The same two principles work in every child, the one producing ordered life, the other making for rebellion, and the crux in bringing up children is to find the mean which shall keep a child true to his elliptical orbit. The solution offered to-day is freedom in our schools; children may be governed but they must not be aware that they are governed, and, ‘Go as you please,’ must be the apparent rule of their lives, while, ‘Do as your bid,’ is the moving force. The result of an ordered freedom is obtained, that ordered freedom which rules the lives of 999 in 1000 of the citizens of the world; but the drawback to an indirect method of securing this result is that when, ‘Do as you please,’ is substituted for ‘Do as your bid,’ there is dissimulation in the air and children fail to learn that habit of ‘proud subjection and dignified obedience’ which distinguishes great men and noble citizens. No doubt it is pleasing that children should behave naturally, should get up and wander about, should sit still or frolic as they have a mind to, but they, too, must ‘learn obedience’; and it is no small element in their happiness and ours that obedience is both delightful and reposeful.” Towards a Philosophy of Education, page 69
Expecting Children to Obey
When people say that expecting children to obey is disrespectful to the child, they are not picturing Charlotte Mason’s vision for obedience!
If we decide it isn’t important to teach children to obey, (which many people believe is “right” today), I see two alternatives.
- We either entirely stop giving directions
- We give directions without expecting obedience, effectively teaching our children that what we say doesn’t matter
Instead, we should find that balance that allows our children on their “elliptical orbit,” giving them autonomy while guiding them in what is right. Allowing them to do what is wrong sends them onto a different course.
Naughty!’ says the mother, again, when a little hand is thrust into the sugar bowl; and when a pair of roguish eyes seek hers furtively, to measure, as they do unerringly, how far the little pilferer may go. It is very amusing; the mother ‘cannot help laughing’; and the little trespass is allowed to pass: and, what the poor mother has not thought of, an offence, a cause of stumbling, has been cast into the path of her two-year-old child. He has learned already that which is ‘naughty’ may yet be done with some impunity, and he goes on improving his knowledge.” Home Education, pages 14 and 15
If it isn’t practical or possible; if it is exasperating or degrading; if we don’t follow through in seeing that our directions are followed; these things allow our children to sin. We have to be careful here, too, the directions we give our children are developmentally appropriate. Our expectations have to fit in with what’s physically, emotionally, and cognitively possible for children.

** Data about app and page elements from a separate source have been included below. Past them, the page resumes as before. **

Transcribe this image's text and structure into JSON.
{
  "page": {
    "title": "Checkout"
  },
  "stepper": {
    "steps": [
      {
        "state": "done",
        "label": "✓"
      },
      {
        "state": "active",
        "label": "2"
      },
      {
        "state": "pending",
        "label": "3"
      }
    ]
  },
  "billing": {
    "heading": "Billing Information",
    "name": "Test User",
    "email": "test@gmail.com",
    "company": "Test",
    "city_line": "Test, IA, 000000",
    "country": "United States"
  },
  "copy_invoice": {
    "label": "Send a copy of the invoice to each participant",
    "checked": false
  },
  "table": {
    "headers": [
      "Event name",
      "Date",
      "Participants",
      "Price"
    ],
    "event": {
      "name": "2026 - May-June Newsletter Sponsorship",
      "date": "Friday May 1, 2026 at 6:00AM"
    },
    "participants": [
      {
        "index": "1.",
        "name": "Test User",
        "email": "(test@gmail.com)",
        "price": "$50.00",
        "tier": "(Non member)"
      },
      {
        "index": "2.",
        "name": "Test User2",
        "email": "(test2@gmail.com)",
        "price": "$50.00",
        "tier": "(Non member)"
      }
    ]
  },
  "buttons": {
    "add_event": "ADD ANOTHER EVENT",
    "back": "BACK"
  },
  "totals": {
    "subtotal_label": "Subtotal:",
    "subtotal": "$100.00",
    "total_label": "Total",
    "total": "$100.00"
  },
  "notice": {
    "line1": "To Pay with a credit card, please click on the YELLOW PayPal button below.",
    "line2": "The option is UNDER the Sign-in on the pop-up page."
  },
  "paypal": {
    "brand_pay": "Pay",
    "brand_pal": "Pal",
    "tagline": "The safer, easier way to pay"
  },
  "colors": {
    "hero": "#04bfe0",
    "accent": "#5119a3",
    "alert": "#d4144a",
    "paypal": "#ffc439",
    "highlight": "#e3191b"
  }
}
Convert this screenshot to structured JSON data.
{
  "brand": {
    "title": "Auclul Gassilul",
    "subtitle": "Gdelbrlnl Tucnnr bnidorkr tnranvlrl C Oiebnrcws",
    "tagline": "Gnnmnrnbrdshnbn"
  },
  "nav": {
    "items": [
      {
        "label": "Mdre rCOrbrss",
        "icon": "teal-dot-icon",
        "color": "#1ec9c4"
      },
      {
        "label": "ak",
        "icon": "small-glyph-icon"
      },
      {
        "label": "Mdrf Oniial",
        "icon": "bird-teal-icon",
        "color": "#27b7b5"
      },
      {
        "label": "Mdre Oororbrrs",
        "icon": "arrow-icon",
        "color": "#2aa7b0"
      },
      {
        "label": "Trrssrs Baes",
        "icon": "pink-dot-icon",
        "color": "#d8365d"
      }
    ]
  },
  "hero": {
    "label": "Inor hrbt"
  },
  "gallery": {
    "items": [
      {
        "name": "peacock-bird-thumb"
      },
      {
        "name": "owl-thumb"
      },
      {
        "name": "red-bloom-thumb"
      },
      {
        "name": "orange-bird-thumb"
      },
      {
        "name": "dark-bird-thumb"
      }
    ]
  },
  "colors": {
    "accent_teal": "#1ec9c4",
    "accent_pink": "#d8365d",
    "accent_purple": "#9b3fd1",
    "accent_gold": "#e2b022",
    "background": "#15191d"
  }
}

Here are the indisputable facts: that the development of children in mind and body follows certain laws; that unless these laws are in some degree conformed to by parents, death is inevitable; that unless they are in a great degree conformed to, and that only when they are completely conformed to, can a perfect maturity be reached. Judge, then, whether all who may one day be parents should not strive with some anxiety to learn what these laws are.” Home Education, pages 3 and 4
I haven’t struck this balance yet. This beautiful ordered freedom would be such a blessing in my home. But I can continue to keep working on it by getting to know each of my children’s needs and establishing a few well-thought-out boundaries before the big issues arise.